§ PROBLEM
Every line holding "WHITE" should be copied from the records below.

DATA EXCERPTS START

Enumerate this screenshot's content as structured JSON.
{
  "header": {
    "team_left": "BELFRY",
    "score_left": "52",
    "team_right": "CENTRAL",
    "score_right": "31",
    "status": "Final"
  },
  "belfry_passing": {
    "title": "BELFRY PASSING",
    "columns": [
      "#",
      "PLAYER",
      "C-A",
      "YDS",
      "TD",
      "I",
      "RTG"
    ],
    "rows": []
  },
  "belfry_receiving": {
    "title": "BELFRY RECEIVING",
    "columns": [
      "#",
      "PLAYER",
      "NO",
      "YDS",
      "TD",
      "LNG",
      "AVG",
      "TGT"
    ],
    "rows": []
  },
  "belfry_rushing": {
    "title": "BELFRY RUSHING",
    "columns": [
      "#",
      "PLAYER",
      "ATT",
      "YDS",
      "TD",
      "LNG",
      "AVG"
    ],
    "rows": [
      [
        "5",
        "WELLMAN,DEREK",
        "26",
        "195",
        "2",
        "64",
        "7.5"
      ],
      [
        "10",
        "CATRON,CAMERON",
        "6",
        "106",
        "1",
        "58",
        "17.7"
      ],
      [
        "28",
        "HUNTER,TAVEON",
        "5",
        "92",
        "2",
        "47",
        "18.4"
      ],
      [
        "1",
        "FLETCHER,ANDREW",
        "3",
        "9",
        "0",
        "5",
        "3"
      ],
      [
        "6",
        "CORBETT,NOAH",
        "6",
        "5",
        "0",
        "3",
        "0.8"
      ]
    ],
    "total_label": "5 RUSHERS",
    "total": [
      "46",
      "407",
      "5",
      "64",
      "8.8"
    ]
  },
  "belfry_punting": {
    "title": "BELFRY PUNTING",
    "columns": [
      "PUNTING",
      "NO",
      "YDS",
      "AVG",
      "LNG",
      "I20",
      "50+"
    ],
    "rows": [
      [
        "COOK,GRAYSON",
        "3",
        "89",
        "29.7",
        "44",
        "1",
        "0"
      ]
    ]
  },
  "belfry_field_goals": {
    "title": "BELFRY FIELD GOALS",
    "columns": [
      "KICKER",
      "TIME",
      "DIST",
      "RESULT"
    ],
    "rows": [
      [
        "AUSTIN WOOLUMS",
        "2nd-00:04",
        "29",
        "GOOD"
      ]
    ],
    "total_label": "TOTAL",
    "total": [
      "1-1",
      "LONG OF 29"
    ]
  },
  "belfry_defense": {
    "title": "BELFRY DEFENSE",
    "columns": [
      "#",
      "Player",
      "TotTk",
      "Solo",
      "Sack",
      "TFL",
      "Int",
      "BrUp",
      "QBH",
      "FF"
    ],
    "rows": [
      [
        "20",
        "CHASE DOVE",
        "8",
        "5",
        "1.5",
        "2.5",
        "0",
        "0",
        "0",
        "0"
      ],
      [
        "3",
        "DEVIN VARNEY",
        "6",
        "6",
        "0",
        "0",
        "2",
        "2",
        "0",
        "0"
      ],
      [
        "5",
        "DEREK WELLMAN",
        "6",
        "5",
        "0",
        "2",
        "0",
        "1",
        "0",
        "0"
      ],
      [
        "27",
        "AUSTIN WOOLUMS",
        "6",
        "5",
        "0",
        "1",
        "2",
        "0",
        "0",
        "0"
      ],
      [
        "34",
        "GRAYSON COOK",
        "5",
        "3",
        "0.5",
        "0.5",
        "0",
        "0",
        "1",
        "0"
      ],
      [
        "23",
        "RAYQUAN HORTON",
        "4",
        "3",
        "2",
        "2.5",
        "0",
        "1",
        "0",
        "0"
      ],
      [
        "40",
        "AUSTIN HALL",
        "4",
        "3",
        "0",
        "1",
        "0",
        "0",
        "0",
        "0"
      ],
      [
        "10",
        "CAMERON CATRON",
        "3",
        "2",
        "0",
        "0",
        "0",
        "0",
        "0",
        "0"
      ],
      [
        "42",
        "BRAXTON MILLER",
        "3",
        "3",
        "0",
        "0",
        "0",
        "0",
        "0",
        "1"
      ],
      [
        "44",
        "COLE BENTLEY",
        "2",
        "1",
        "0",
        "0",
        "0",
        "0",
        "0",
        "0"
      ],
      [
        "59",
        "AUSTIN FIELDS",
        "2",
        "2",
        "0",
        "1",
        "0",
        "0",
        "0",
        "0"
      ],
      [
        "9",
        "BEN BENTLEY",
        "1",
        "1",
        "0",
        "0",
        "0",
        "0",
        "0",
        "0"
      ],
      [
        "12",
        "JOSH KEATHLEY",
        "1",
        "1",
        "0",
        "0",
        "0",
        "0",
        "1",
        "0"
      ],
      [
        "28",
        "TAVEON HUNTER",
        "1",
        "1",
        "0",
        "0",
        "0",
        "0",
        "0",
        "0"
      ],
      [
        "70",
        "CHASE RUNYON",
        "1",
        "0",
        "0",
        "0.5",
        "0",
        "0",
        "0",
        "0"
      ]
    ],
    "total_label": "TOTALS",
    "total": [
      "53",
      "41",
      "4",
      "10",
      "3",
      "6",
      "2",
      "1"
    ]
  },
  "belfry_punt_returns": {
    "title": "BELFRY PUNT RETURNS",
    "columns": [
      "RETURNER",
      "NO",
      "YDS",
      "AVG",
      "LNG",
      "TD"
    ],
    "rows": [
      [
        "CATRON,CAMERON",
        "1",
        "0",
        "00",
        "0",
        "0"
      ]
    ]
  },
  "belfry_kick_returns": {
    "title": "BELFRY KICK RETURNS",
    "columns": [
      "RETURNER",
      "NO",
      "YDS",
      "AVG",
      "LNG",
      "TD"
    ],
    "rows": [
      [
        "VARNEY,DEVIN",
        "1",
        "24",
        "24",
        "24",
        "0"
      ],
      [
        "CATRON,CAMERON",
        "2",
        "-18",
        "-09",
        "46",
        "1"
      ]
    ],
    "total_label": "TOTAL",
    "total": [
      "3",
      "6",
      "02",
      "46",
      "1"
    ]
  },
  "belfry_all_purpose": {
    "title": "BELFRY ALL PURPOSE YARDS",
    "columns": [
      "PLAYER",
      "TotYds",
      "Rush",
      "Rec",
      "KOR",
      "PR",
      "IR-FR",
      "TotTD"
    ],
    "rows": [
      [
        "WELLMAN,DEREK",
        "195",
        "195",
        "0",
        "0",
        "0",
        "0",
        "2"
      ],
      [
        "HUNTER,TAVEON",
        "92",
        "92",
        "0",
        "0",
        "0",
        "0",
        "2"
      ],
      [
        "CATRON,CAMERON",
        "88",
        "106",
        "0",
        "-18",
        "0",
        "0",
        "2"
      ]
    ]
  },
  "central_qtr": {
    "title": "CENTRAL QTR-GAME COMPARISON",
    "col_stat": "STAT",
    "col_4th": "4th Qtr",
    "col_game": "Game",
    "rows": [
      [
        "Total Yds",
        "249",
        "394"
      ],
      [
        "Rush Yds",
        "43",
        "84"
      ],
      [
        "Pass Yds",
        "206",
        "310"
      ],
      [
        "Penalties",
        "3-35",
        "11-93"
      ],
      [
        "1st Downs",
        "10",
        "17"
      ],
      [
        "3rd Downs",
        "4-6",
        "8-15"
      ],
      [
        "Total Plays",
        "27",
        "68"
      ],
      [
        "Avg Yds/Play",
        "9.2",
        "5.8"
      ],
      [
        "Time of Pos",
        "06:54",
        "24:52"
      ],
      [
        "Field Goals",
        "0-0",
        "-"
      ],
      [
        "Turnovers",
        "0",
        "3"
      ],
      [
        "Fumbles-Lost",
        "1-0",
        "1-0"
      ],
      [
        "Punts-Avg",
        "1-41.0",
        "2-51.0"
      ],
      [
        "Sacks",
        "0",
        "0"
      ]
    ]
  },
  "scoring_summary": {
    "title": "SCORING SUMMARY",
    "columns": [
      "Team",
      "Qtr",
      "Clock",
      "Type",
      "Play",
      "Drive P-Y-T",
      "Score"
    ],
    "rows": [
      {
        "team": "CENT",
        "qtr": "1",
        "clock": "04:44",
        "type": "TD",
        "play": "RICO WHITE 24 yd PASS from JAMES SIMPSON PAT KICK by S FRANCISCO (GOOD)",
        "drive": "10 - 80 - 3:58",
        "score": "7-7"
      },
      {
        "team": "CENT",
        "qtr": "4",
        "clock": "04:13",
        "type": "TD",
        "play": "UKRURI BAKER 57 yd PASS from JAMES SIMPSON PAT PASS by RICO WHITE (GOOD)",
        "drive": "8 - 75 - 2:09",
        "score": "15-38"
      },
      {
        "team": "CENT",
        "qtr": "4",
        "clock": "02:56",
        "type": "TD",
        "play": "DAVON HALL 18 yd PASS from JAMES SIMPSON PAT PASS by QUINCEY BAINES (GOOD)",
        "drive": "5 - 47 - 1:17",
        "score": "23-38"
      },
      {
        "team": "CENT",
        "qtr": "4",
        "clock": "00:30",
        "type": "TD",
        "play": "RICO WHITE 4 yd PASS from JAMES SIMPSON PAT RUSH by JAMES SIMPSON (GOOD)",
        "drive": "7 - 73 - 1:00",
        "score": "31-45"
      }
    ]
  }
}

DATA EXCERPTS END

§ TASK RESPONSE
        "play": "RICO WHITE 24 yd PASS from JAMES SIMPSON PAT KICK by S FRANCISCO (GOOD)",
        "play": "UKRURI BAKER 57 yd PASS from JAMES SIMPSON PAT PASS by RICO WHITE (GOOD)",
        "play": "RICO WHITE 4 yd PASS from JAMES SIMPSON PAT RUSH by JAMES SIMPSON (GOOD)",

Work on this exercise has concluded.